    Marios

  38. Definitely agree here sometimes writing for a particular niche on a daily basis can stump you out of steam. It’s always great to have other passions write about to break the routine from time to time.

  39. DDG says:

    Setting smaller goals is best as mentally it can help you bit by bit.

    @Blog India

    Forget about the returns for now and focus on what you can provide to your audience.

    Everything in life requires some form of investment whether it be time or money.

    Generally you will get out what you put in. With Blogging you need to not focus on the return – but focus on the Blog itself. If you keep on focusing on the return, or lack of, you will end up in the situation you find yourself in now.

    Here is how I keep on going. I have written down what I want to achieve by blogging. Why I shouldn’t give up and what it would mean to become a success.

    I read this whenever I feel like giving up. It serves as a good reminder as to why I am doing this.

  40. Topps says:

    Great post and inspiring!

    Thanks for sharing.

  41. This was just what the doctor ordered. I come from a long history of blogging, but have recently over the last couple months, waned in what I do best.

    This was a great post to remind me of what I need to do.

    Some of the things I do to continue learning include:
    - Listening to pod-casts relevant to my industry
    - Listening to audio books on my iphone while I travel
    - Read blogs like this, ViperChill, Copyblogger, etc.

  42. jason says:

    I agree with challenging yourself.

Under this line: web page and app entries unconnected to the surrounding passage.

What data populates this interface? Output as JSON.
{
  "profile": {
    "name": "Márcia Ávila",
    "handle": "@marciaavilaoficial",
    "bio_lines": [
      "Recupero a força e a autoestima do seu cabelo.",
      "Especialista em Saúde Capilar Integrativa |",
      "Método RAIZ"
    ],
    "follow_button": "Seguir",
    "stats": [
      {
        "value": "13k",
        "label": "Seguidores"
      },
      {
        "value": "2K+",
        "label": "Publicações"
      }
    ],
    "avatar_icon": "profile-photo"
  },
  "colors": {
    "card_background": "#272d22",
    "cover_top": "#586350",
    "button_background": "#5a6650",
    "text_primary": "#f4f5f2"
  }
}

That is one of the best ways I find to re-enter the blogosphere after being burnt out for a bit.

  43. Sean Clark says:

    Identifying those time wasting moments in your day has certainly what has enabled me to write more. Also, the book Accidental Genius by Levy is a great guide to writing.

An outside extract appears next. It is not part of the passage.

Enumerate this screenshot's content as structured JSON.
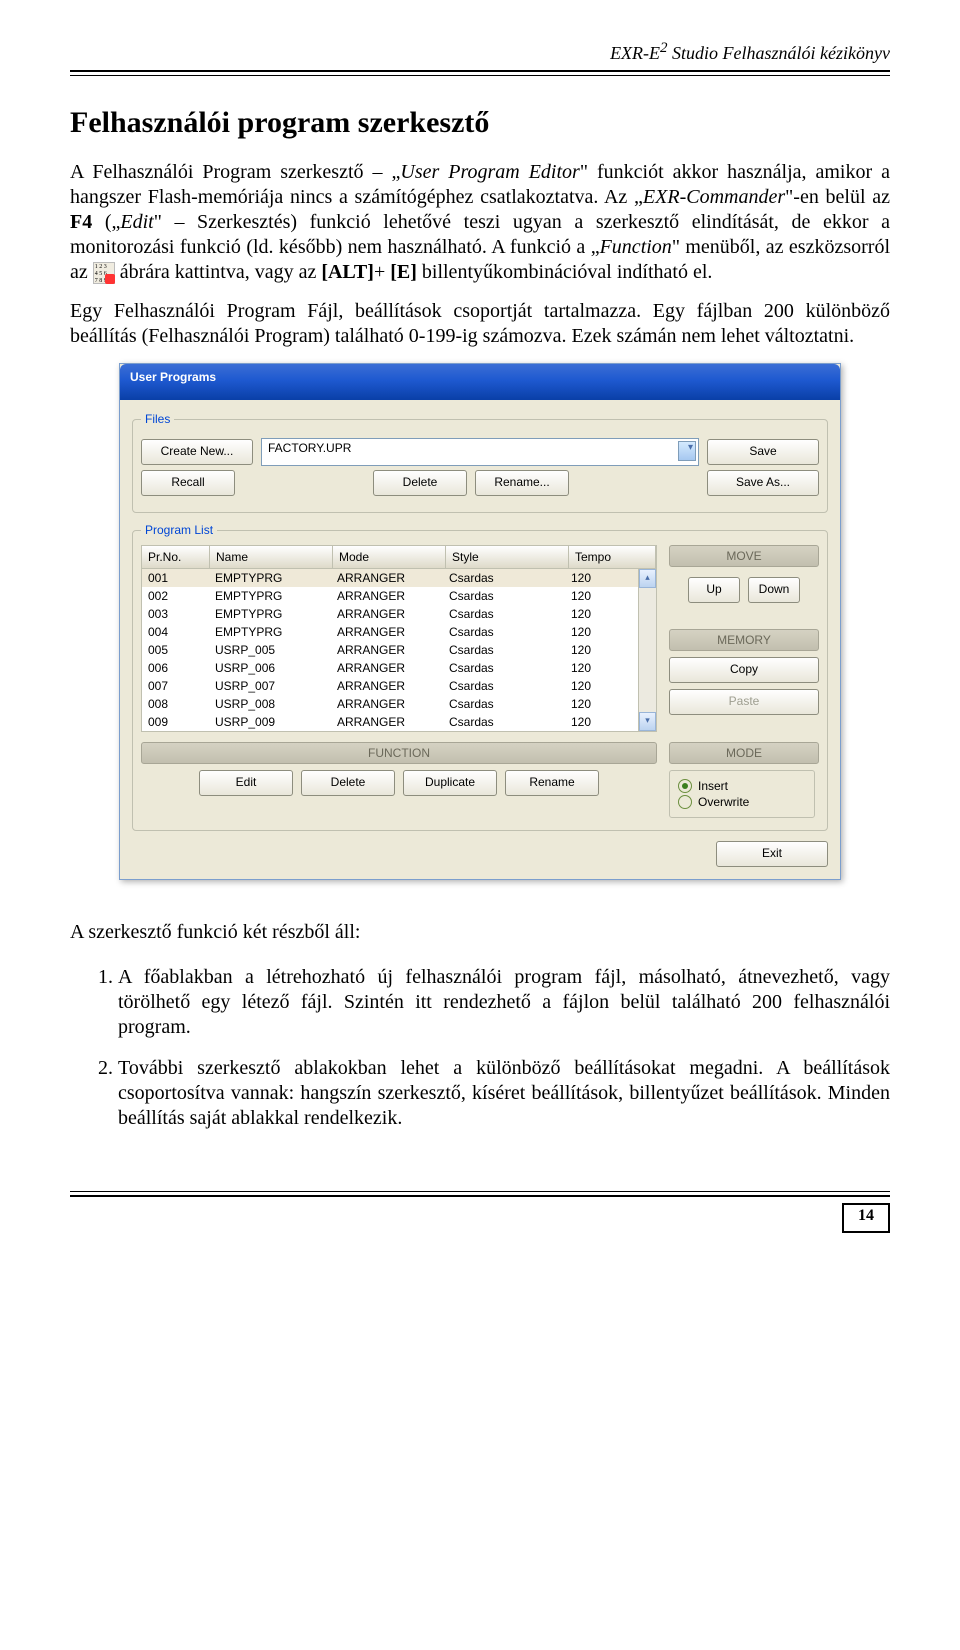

    He advocates writing in 10 minute stints without editing or stopping for corrections, “free writing” he calls it. This alone has improved my output greatly.

    Thanks for a great post.
    Sean

  44. Moneywise says:

    I think in life nothing comes easy and the same applies to blogging. Before you begin blogging you must realize that with will be like going up and down a valley. The best thing about it though a great reward awaits all determined blogger. Keep sharing these great ideas

  45. I love that you mentioned the snowball effect of subscribers – I am totally experiencing that right now. For a while growth was slow and I didn’t understand why, but then all of a sudden I saw a huge jump. Glad to know others experience this too!

  46. John says:

    Thank You ;
    It is really very important points that you put in here,Bloggers need to revise their strategies upon these great points.

  47. Motivation was a problem for me a few months back…and I was struggling to move forward. I wasn’t happy that I was only getting a 1000 unique visitors a day, then I went back and looked at the amount of visitors I was getting when I first started out and I seen the progress I had made. Also I suppose receiving a few nice marketing deals lately has made me feel more appreciated and I can see the long term potential of my blog if I keep on improving as a blogger and moving forward!

    Nothing worthwhile is easy…

  48. ClubBlogger says:

    Powerful post, as always, thanks. Motivation is the most important, second most important and third most important element of blogging. Because without it, there is nothing. Engagement is the fourth. We following great blogs, like PB, on Twitter and keep fresh. Keeping fresh has got to be where it’s at. Because if you’re not fresh, you don’t have motivation. It’s a circle.

  49. Osolean says:

    Great Idea’s Glen, thanks for the post!

  50. great article glenn. thumbs up. we have a lot to learn from this.